Nor should every emotion be permitted to it. Resentment is forbidden because it disengages from the world that crosswise logic seeks to engage. For the goal of resentment is destruction. Anger and hatred seek to destroy, too, but for them destruction is always a means to preserve some other end, some thing considered good independent of the act of destruction. Resentment, by contrast, seeks the preservation of nothing but itself. In fact, according to Nietzsche, “nothing on earth consumes a man more quickly than the passion of resentment.” It destroys even the resentful self. Its ulterior motive, so rarely recognized by the soul being consumed by it, is destruction for its own sake, destruction of everything that opposes it, destruction ultimately of the whole world. Fortunately, as Connolly’s grid acknowledges, resentment is opposed by love, an emotion that engages more deeply with the world than any other because it is most open to its differences, least limited by defenses against its inevitable conflict, and most single-mindedly invested in the creation of independent good.

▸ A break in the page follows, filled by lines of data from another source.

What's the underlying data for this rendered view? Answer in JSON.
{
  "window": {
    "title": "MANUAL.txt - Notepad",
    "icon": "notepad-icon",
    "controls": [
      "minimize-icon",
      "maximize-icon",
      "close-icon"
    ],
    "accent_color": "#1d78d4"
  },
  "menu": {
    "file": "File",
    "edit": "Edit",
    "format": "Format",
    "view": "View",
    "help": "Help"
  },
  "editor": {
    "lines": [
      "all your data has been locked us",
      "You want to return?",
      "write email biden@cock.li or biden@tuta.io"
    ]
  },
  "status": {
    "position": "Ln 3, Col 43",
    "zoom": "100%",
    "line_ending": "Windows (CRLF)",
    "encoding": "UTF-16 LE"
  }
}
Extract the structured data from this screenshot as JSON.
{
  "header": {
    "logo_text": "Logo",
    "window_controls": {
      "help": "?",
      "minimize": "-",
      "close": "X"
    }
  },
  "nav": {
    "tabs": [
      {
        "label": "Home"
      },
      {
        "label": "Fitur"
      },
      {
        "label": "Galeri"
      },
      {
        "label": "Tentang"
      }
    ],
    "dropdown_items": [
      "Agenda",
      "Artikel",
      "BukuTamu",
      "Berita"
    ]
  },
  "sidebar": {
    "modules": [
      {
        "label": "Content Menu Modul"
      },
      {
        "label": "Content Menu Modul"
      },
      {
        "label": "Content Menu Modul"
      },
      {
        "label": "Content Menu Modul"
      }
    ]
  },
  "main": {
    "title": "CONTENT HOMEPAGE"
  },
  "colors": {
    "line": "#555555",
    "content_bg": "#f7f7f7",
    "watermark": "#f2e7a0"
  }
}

Requiring extraordinary strength of character, then, crosswise logic demands that we love the whole world of becoming while thinking consistently about it. Indeed, it is the supreme activity of loving and thinking together: Love without end and without measure Reason. This eternal cross thus manages to bind our deepest longings—which, Augustine rightly argued, cannot be satisfied by the temporal world—together with our intellectual powers—which cannot conceive a meaningful life in eternity without contradiction. Requiring a love so strong and pure that it remains undiminished in the midst of the world’s conflict, such an achievement would appear beyond any mere mortal. Confessing the immortal mortal, however, the Heraclitean tradition is uniquely “equipped to honor Jesus by offering a distinctive interpretation of his calling and mode of inspiration.” Making this confession will be the aim of the next and final post.